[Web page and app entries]

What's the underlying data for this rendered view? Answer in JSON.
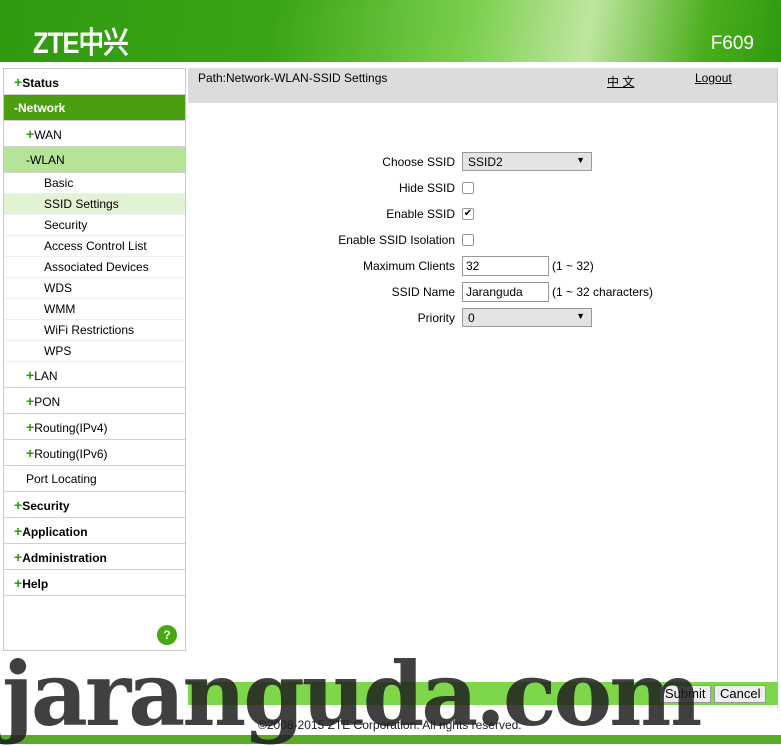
{
  "header": {
    "logo": "ZTE中兴",
    "model": "F609"
  },
  "sidebar": {
    "items": [
      {
        "sign": "+",
        "label": "Status"
      },
      {
        "sign": "-",
        "label": "Network"
      },
      {
        "sign": "+",
        "label": "WAN"
      },
      {
        "sign": "-",
        "label": "WLAN"
      },
      {
        "label": "Basic"
      },
      {
        "label": "SSID Settings"
      },
      {
        "label": "Security"
      },
      {
        "label": "Access Control List"
      },
      {
        "label": "Associated Devices"
      },
      {
        "label": "WDS"
      },
      {
        "label": "WMM"
      },
      {
        "label": "WiFi Restrictions"
      },
      {
        "label": "WPS"
      },
      {
        "sign": "+",
        "label": "LAN"
      },
      {
        "sign": "+",
        "label": "PON"
      },
      {
        "sign": "+",
        "label": "Routing(IPv4)"
      },
      {
        "sign": "+",
        "label": "Routing(IPv6)"
      },
      {
        "label": "Port Locating"
      },
      {
        "sign": "+",
        "label": "Security"
      },
      {
        "sign": "+",
        "label": "Application"
      },
      {
        "sign": "+",
        "label": "Administration"
      },
      {
        "sign": "+",
        "label": "Help"
      }
    ],
    "help": "?"
  },
  "pathbar": {
    "path": "Path:Network-WLAN-SSID Settings",
    "lang": "中 文",
    "logout": "Logout"
  },
  "form": {
    "choose_ssid": {
      "label": "Choose SSID",
      "value": "SSID2"
    },
    "hide_ssid": {
      "label": "Hide SSID",
      "checked": false
    },
    "enable_ssid": {
      "label": "Enable SSID",
      "checked": true,
      "mark": "✔"
    },
    "isolation": {
      "label": "Enable SSID Isolation",
      "checked": false
    },
    "max_clients": {
      "label": "Maximum Clients",
      "value": "32",
      "hint": "(1 ~ 32)"
    },
    "ssid_name": {
      "label": "SSID Name",
      "value": "Jaranguda",
      "hint": "(1 ~ 32 characters)"
    },
    "priority": {
      "label": "Priority",
      "value": "0"
    }
  },
  "buttons": {
    "submit": "Submit",
    "cancel": "Cancel"
  },
  "footer": {
    "copyright": "©2008-2015 ZTE Corporation. All rights reserved."
  },
  "watermark": "jaranguda.com",
  "colors": {
    "brand_green": "#3aa514",
    "menu_selected": "#4a9e10",
    "submenu_selected": "#b5e496"
  }
}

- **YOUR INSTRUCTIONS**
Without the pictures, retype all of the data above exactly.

- **WRITTEN SOLUTION**
What's the underlying data for this rendered view? Answer in JSON.
{
  "header": {
    "logo": "ZTE中兴",
    "model": "F609"
  },
  "sidebar": {
    "items": [
      {
        "sign": "+",
        "label": "Status"
      },
      {
        "sign": "-",
        "label": "Network"
      },
      {
        "sign": "+",
        "label": "WAN"
      },
      {
        "sign": "-",
        "label": "WLAN"
      },
      {
        "label": "Basic"
      },
      {
        "label": "SSID Settings"
      },
      {
        "label": "Security"
      },
      {
        "label": "Access Control List"
      },
      {
        "label": "Associated Devices"
      },
      {
        "label": "WDS"
      },
      {
        "label": "WMM"
      },
      {
        "label": "WiFi Restrictions"
      },
      {
        "label": "WPS"
      },
      {
        "sign": "+",
        "label": "LAN"
      },
      {
        "sign": "+",
        "label": "PON"
      },
      {
        "sign": "+",
        "label": "Routing(IPv4)"
      },
      {
        "sign": "+",
        "label": "Routing(IPv6)"
      },
      {
        "label": "Port Locating"
      },
      {
        "sign": "+",
        "label": "Security"
      },
      {
        "sign": "+",
        "label": "Application"
      },
      {
        "sign": "+",
        "label": "Administration"
      },
      {
        "sign": "+",
        "label": "Help"
      }
    ],
    "help": "?"
  },
  "pathbar": {
    "path": "Path:Network-WLAN-SSID Settings",
    "lang": "中 文",
    "logout": "Logout"
  },
  "form": {
    "choose_ssid": {
      "label": "Choose SSID",
      "value": "SSID2"
    },
    "hide_ssid": {
      "label": "Hide SSID",
      "checked": false
    },
    "enable_ssid": {
      "label": "Enable SSID",
      "checked": true,
      "mark": "✔"
    },
    "isolation": {
      "label": "Enable SSID Isolation",
      "checked": false
    },
    "max_clients": {
      "label": "Maximum Clients",
      "value": "32",
      "hint": "(1 ~ 32)"
    },
    "ssid_name": {
      "label": "SSID Name",
      "value": "Jaranguda",
      "hint": "(1 ~ 32 characters)"
    },
    "priority": {
      "label": "Priority",
      "value": "0"
    }
  },
  "buttons": {
    "submit": "Submit",
    "cancel": "Cancel"
  },
  "footer": {
    "copyright": "©2008-2015 ZTE Corporation. All rights reserved."
  },
  "watermark": "jaranguda.com",
  "colors": {
    "brand_green": "#3aa514",
    "menu_selected": "#4a9e10",
    "submenu_selected": "#b5e496"
  }
}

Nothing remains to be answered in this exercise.